Lightning strikes—perhaps a quintillion of them, occurring over a billion years—may have provided sparks of life for the early Earth, according to new research.
The study contends that over time, these bolts from the blue unlocked the phosphorus necessary for the creation of biomolecules that would be the basis of life on the planet.
“This work helps us understand how life may have formed on Earth and how it could still be forming on other, Earth-like planets,” says lead author Benjamin Hess, a graduate student in Yale University’s earth and planetary sciences department.
In part, it starts with phosphorus, Hess says.
Phosphorus is a key ingredient necessary for the formation of life—but it was not easily accessible on Earth billions of years ago. For the most part, phosphorus was locked tightly inside insoluble minerals on Earth’s surface.
The question for researchers has been: How did Earth’s phosphorus get into a usable form to help create DNA, RNA, and other biomolecules needed for life?
Scientists looked first at meteorites. The idea was that meteorites containing the phosphorus mineral schreibersite—which is soluble in water—crashed on Earth’s surface with enough frequency to create the conditions necessary for biological life.

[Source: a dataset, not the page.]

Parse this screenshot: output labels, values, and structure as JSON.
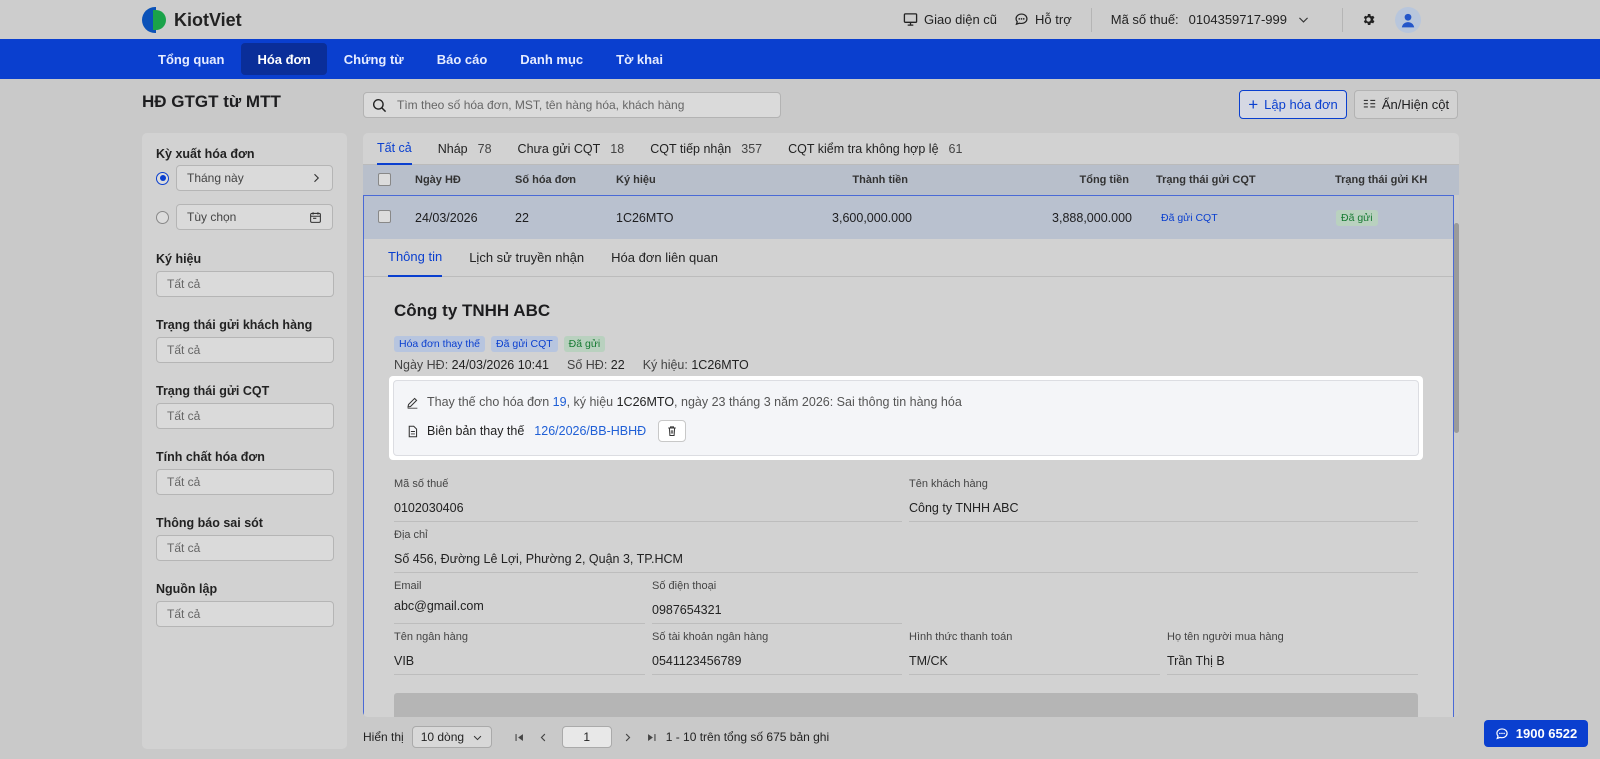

The drawback to the meteorite theory, however, had to do with frequency. During the period when life is thought to have begun, anywhere from 3.5 to 4.5 billion years ago, the frequency of meteorite collisions on Earth plummeted.
But there was another source of the phosphorus found in schreibersite. According to Hess, schreibersite can also be found in certain glasses—called fulgurites—that form when lightning strikes the ground. The glass contains some of the phosphorus from surface rock, but in soluble form.
Using results from computer modeling, Hess and coauthors Sandra Piazolo and Jason Harvey from the University of Leeds estimated that early Earth saw 1 to 5 billion lightning flashes every year (compared to about 560 million flashes per year today). Of those early flashes, anywhere from 100 million to 1 billion would have struck the ground annually.
That would add up to 0.1 to 1 quintillion strikes—and quite a bit of usable phosphorus—after a billion years.
The lightning strike theory has other advantages as well, the researchers note. First, the annual number of lightning strikes would have remained constant, unlike the number of meteorite collisions. In addition, lightning strikes were likely to be most prevalent on land masses in tropical regions, providing more concentrated areas of usable phosphorus.
“It makes lightning strikes a significant pathway toward the origin of life,” Hess says.
The new study appears in the journal Nature Communications. Financial support from Yale helped fund the research.
Source: Yale University